* _What you need to do_
Copy out the data that comes next, character for character, and leave the images aside.

[Items from a data source]
★ ★ ★ ★ ★ ★ ★

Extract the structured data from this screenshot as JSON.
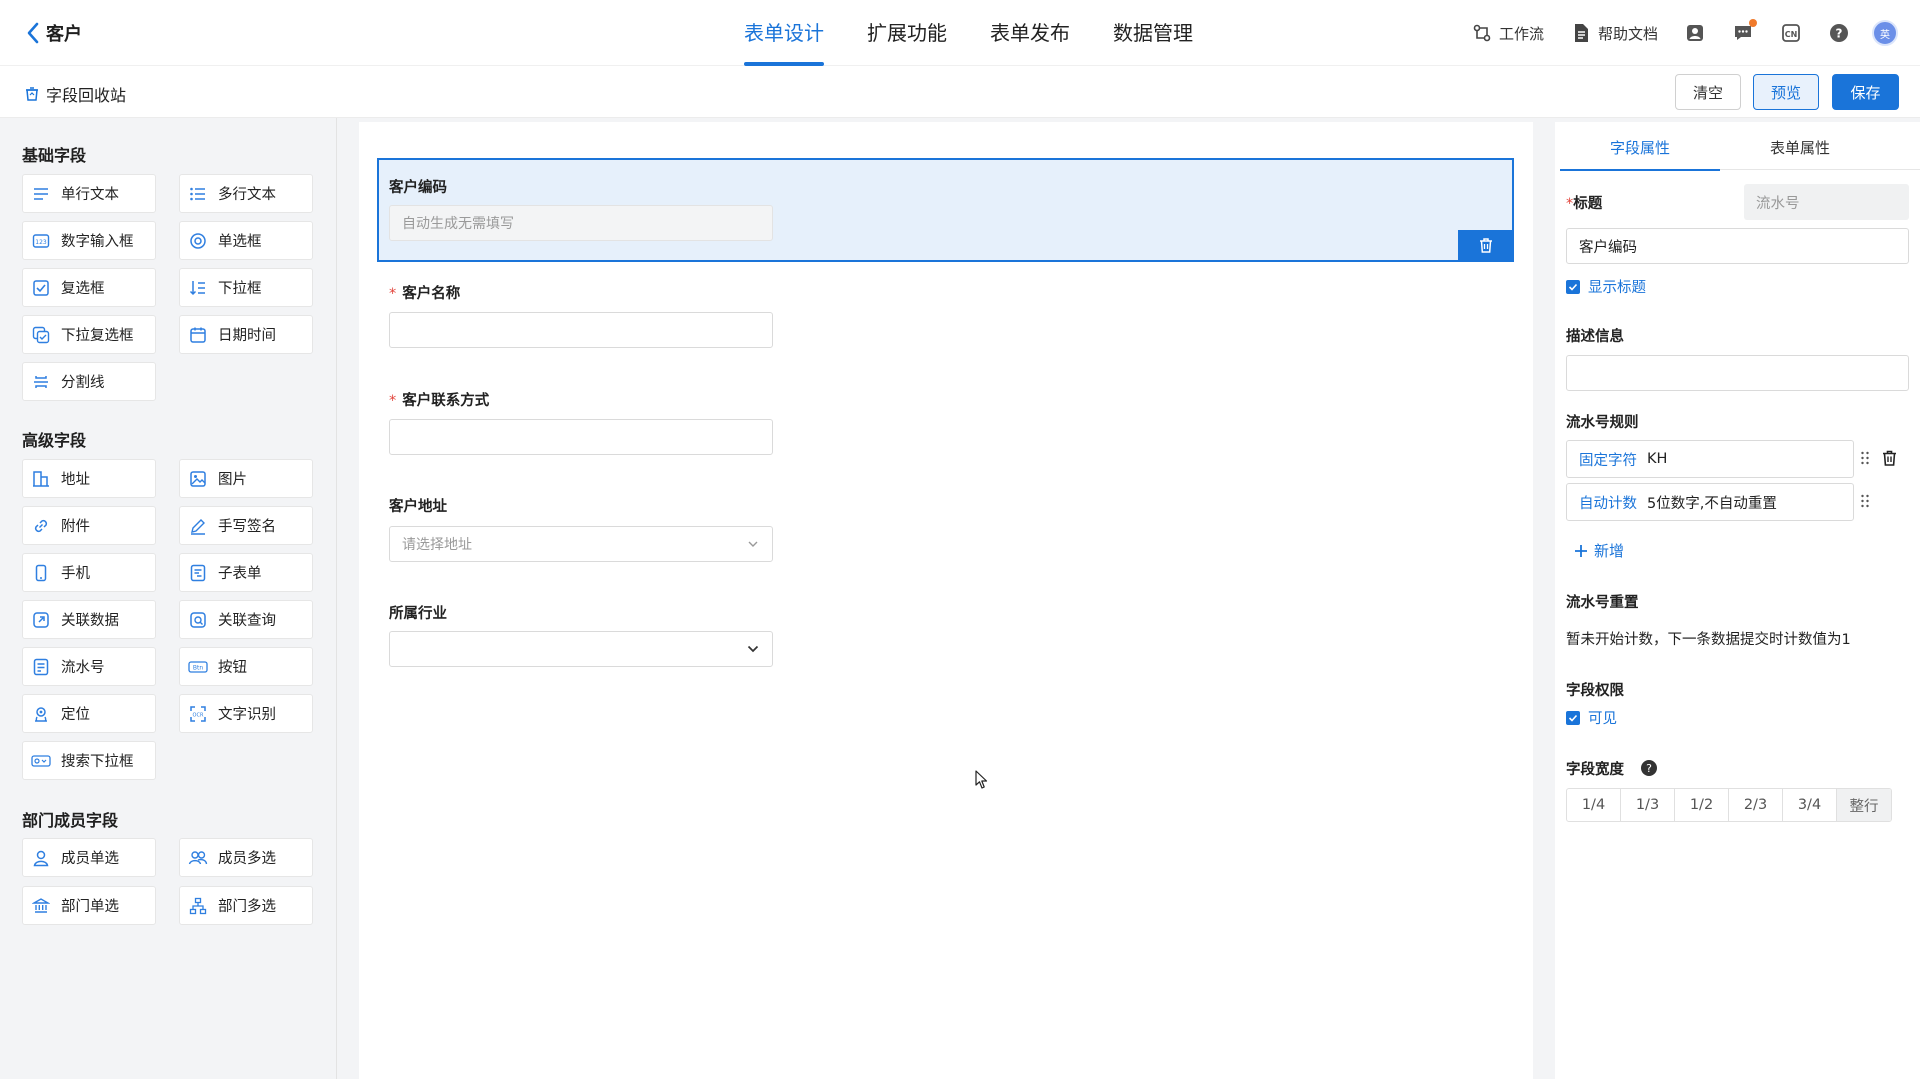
{
  "header": {
    "title": "客户",
    "tabs": [
      "表单设计",
      "扩展功能",
      "表单发布",
      "数据管理"
    ],
    "active_tab": 0,
    "tools": {
      "workflow": "工作流",
      "help_doc": "帮助文档"
    },
    "avatar_text": "英",
    "accent_color": "#1a74d9"
  },
  "subbar": {
    "recycle_label": "字段回收站",
    "clear_label": "清空",
    "preview_label": "预览",
    "save_label": "保存"
  },
  "palette": {
    "basic_title": "基础字段",
    "basic": [
      "单行文本",
      "多行文本",
      "数字输入框",
      "单选框",
      "复选框",
      "下拉框",
      "下拉复选框",
      "日期时间",
      "分割线"
    ],
    "advanced_title": "高级字段",
    "advanced": [
      "地址",
      "图片",
      "附件",
      "手写签名",
      "手机",
      "子表单",
      "关联数据",
      "关联查询",
      "流水号",
      "按钮",
      "定位",
      "文字识别",
      "搜索下拉框"
    ],
    "dept_title": "部门成员字段",
    "dept": [
      "成员单选",
      "成员多选",
      "部门单选",
      "部门多选"
    ]
  },
  "form": {
    "code": {
      "label": "客户编码",
      "placeholder": "自动生成无需填写"
    },
    "name": {
      "label": "客户名称",
      "required": "*"
    },
    "contact": {
      "label": "客户联系方式",
      "required": "*"
    },
    "address": {
      "label": "客户地址",
      "placeholder": "请选择地址"
    },
    "industry": {
      "label": "所属行业"
    }
  },
  "props": {
    "tabs": [
      "字段属性",
      "表单属性"
    ],
    "title_label": "标题",
    "title_required": "*",
    "field_type": "流水号",
    "title_value": "客户编码",
    "show_title": "显示标题",
    "desc_label": "描述信息",
    "rule_label": "流水号规则",
    "rules": [
      {
        "key": "固定字符",
        "value": "KH"
      },
      {
        "key": "自动计数",
        "value": "5位数字,不自动重置"
      }
    ],
    "add_label": "新增",
    "reset_label": "流水号重置",
    "reset_text": "暂未开始计数，下一条数据提交时计数值为1",
    "perm_label": "字段权限",
    "perm_visible": "可见",
    "width_label": "字段宽度",
    "width_options": [
      "1/4",
      "1/3",
      "1/2",
      "2/3",
      "3/4",
      "整行"
    ]
  }
}
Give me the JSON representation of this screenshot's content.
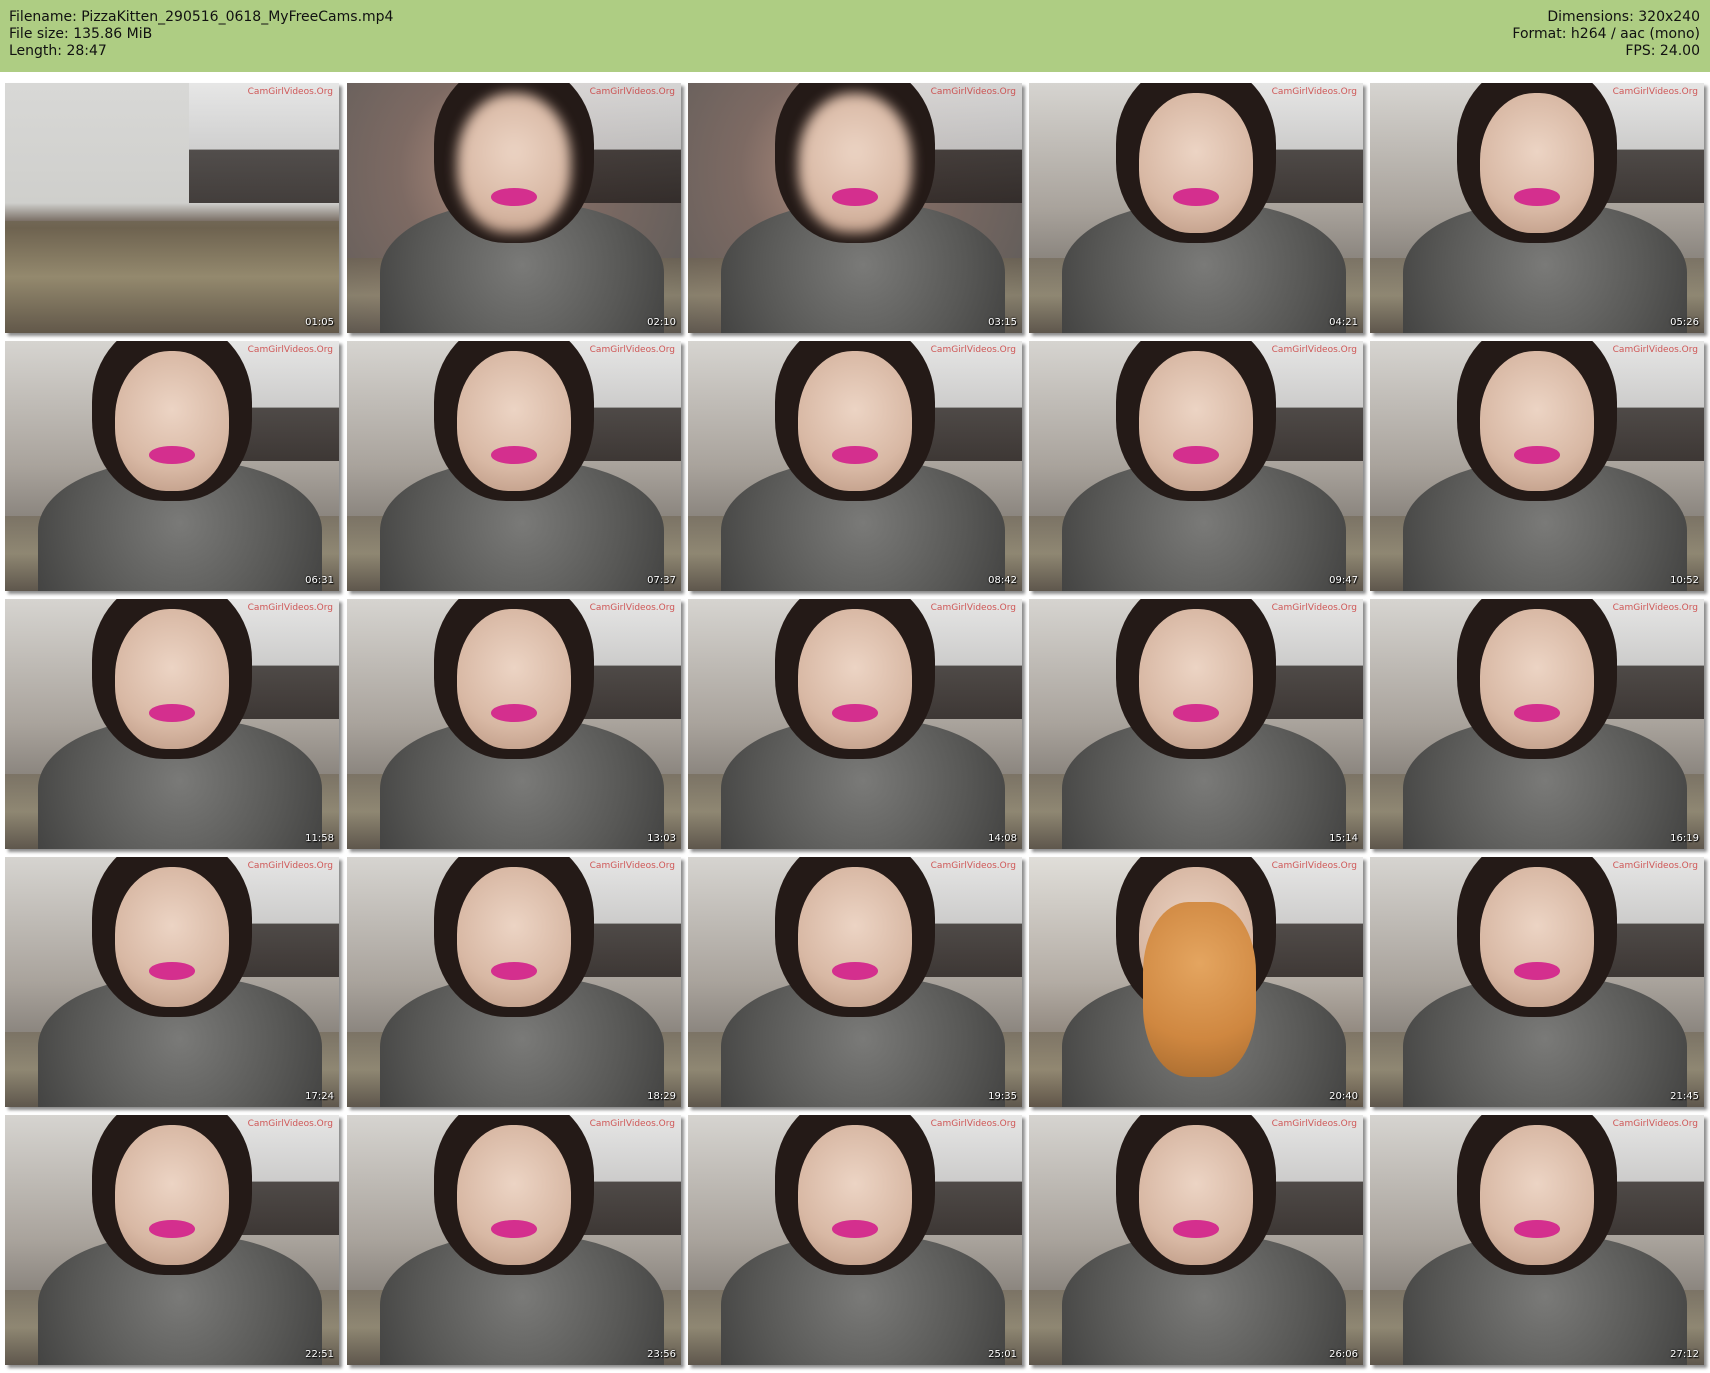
{
  "header": {
    "filename": "Filename: PizzaKitten_290516_0618_MyFreeCams.mp4",
    "filesize": "File size: 135.86 MiB",
    "length": "Length: 28:47",
    "dimensions": "Dimensions: 320x240",
    "format": "Format: h264 / aac (mono)",
    "fps": "FPS: 24.00"
  },
  "watermark": "CamGirlVideos.Org",
  "thumbnails": [
    {
      "time": "01:05",
      "scene": "room"
    },
    {
      "time": "02:10",
      "scene": "blur"
    },
    {
      "time": "03:15",
      "scene": "blur"
    },
    {
      "time": "04:21",
      "scene": "face"
    },
    {
      "time": "05:26",
      "scene": "face"
    },
    {
      "time": "06:31",
      "scene": "face"
    },
    {
      "time": "07:37",
      "scene": "face"
    },
    {
      "time": "08:42",
      "scene": "face"
    },
    {
      "time": "09:47",
      "scene": "face"
    },
    {
      "time": "10:52",
      "scene": "face"
    },
    {
      "time": "11:58",
      "scene": "face"
    },
    {
      "time": "13:03",
      "scene": "face"
    },
    {
      "time": "14:08",
      "scene": "face"
    },
    {
      "time": "15:14",
      "scene": "face"
    },
    {
      "time": "16:19",
      "scene": "face"
    },
    {
      "time": "17:24",
      "scene": "face"
    },
    {
      "time": "18:29",
      "scene": "face"
    },
    {
      "time": "19:35",
      "scene": "face"
    },
    {
      "time": "20:40",
      "scene": "cat"
    },
    {
      "time": "21:45",
      "scene": "face"
    },
    {
      "time": "22:51",
      "scene": "face"
    },
    {
      "time": "23:56",
      "scene": "face"
    },
    {
      "time": "25:01",
      "scene": "face"
    },
    {
      "time": "26:06",
      "scene": "face"
    },
    {
      "time": "27:12",
      "scene": "face"
    }
  ]
}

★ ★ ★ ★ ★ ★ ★

* _Your solution_
Extract the structured data from this screenshot as JSON.
{
  "header": {
    "title": "客户",
    "tabs": [
      "表单设计",
      "扩展功能",
      "表单发布",
      "数据管理"
    ],
    "active_tab": 0,
    "tools": {
      "workflow": "工作流",
      "help_doc": "帮助文档"
    },
    "avatar_text": "英",
    "accent_color": "#1a74d9"
  },
  "subbar": {
    "recycle_label": "字段回收站",
    "clear_label": "清空",
    "preview_label": "预览",
    "save_label": "保存"
  },
  "palette": {
    "basic_title": "基础字段",
    "basic": [
      "单行文本",
      "多行文本",
      "数字输入框",
      "单选框",
      "复选框",
      "下拉框",
      "下拉复选框",
      "日期时间",
      "分割线"
    ],
    "advanced_title": "高级字段",
    "advanced": [
      "地址",
      "图片",
      "附件",
      "手写签名",
      "手机",
      "子表单",
      "关联数据",
      "关联查询",
      "流水号",
      "按钮",
      "定位",
      "文字识别",
      "搜索下拉框"
    ],
    "dept_title": "部门成员字段",
    "dept": [
      "成员单选",
      "成员多选",
      "部门单选",
      "部门多选"
    ]
  },
  "form": {
    "code": {
      "label": "客户编码",
      "placeholder": "自动生成无需填写"
    },
    "name": {
      "label": "客户名称",
      "required": "*"
    },
    "contact": {
      "label": "客户联系方式",
      "required": "*"
    },
    "address": {
      "label": "客户地址",
      "placeholder": "请选择地址"
    },
    "industry": {
      "label": "所属行业"
    }
  },
  "props": {
    "tabs": [
      "字段属性",
      "表单属性"
    ],
    "title_label": "标题",
    "title_required": "*",
    "field_type": "流水号",
    "title_value": "客户编码",
    "show_title": "显示标题",
    "desc_label": "描述信息",
    "rule_label": "流水号规则",
    "rules": [
      {
        "key": "固定字符",
        "value": "KH"
      },
      {
        "key": "自动计数",
        "value": "5位数字,不自动重置"
      }
    ],
    "add_label": "新增",
    "reset_label": "流水号重置",
    "reset_text": "暂未开始计数，下一条数据提交时计数值为1",
    "perm_label": "字段权限",
    "perm_visible": "可见",
    "width_label": "字段宽度",
    "width_options": [
      "1/4",
      "1/3",
      "1/2",
      "2/3",
      "3/4",
      "整行"
    ]
  }
}
Give me the JSON representation of this screenshot's content.
{
  "header": {
    "filename": "Filename: PizzaKitten_290516_0618_MyFreeCams.mp4",
    "filesize": "File size: 135.86 MiB",
    "length": "Length: 28:47",
    "dimensions": "Dimensions: 320x240",
    "format": "Format: h264 / aac (mono)",
    "fps": "FPS: 24.00"
  },
  "watermark": "CamGirlVideos.Org",
  "thumbnails": [
    {
      "time": "01:05",
      "scene": "room"
    },
    {
      "time": "02:10",
      "scene": "blur"
    },
    {
      "time": "03:15",
      "scene": "blur"
    },
    {
      "time": "04:21",
      "scene": "face"
    },
    {
      "time": "05:26",
      "scene": "face"
    },
    {
      "time": "06:31",
      "scene": "face"
    },
    {
      "time": "07:37",
      "scene": "face"
    },
    {
      "time": "08:42",
      "scene": "face"
    },
    {
      "time": "09:47",
      "scene": "face"
    },
    {
      "time": "10:52",
      "scene": "face"
    },
    {
      "time": "11:58",
      "scene": "face"
    },
    {
      "time": "13:03",
      "scene": "face"
    },
    {
      "time": "14:08",
      "scene": "face"
    },
    {
      "time": "15:14",
      "scene": "face"
    },
    {
      "time": "16:19",
      "scene": "face"
    },
    {
      "time": "17:24",
      "scene": "face"
    },
    {
      "time": "18:29",
      "scene": "face"
    },
    {
      "time": "19:35",
      "scene": "face"
    },
    {
      "time": "20:40",
      "scene": "cat"
    },
    {
      "time": "21:45",
      "scene": "face"
    },
    {
      "time": "22:51",
      "scene": "face"
    },
    {
      "time": "23:56",
      "scene": "face"
    },
    {
      "time": "25:01",
      "scene": "face"
    },
    {
      "time": "26:06",
      "scene": "face"
    },
    {
      "time": "27:12",
      "scene": "face"
    }
  ]
}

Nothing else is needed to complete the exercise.